I had a read through your article to figure out where your numbers came from, and there is all sorts of wrong going on there. Let's start with one wrongness that's simple to explain.
Since you enjoy logical fallacies, your calculation is colloquially known as the sharpshooter fallacy. You're arguing that since it's extremely unlikely for one gene to evolve; it's clearly impossible for many to evolve. But what you're calculating (wrongly) is the probability of one specific gene evolving. How likely that is is of course a very different question to whether any, non-specified functional gene could evolve.
Another obvious wrong with respect to your numbers is what you call the 'deformation tolerance' of a gene; meaning how many ways could you change it and still have a functional gene (where what you mean is the same function - see above). You use the assumption of 50% and claim that's way too big, and thus a generous assumption in favour of evolution. You present no evidence or reasoning for why that's too big, and it does not necessarily appear to be so, as discussed in one of the articles you cite a few paragraphs later.
In discussing DNA methyltransferases; it mentions that you can change most of the amino acids in these proteins and still end up with a protein performing the same function. So the 'deformation tolerance' is more than 50%. Add to this that we're talking about changing the amino acids in the gene product - many of the possible changes in the base-pair sequence of the gene coding for this product will not change the amino acid sequence. Your 50% assumption is not too high - it's woefully too small.
So, all one needs to do in order to refute my argument is to address two things: the deformation tolerance and unit of selection.
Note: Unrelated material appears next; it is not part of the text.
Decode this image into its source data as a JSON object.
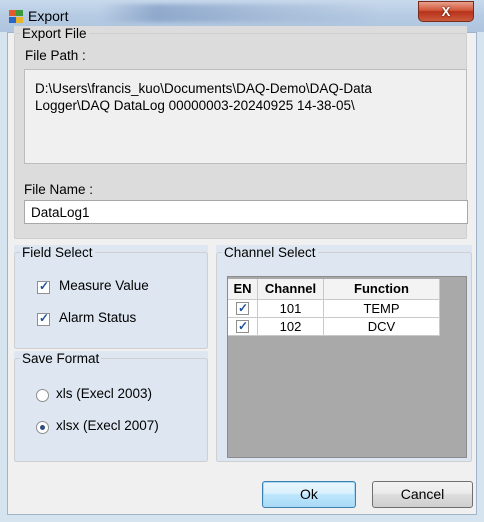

If someone disagrees with 50 percent deformation tolerance he must explain why he disagrees.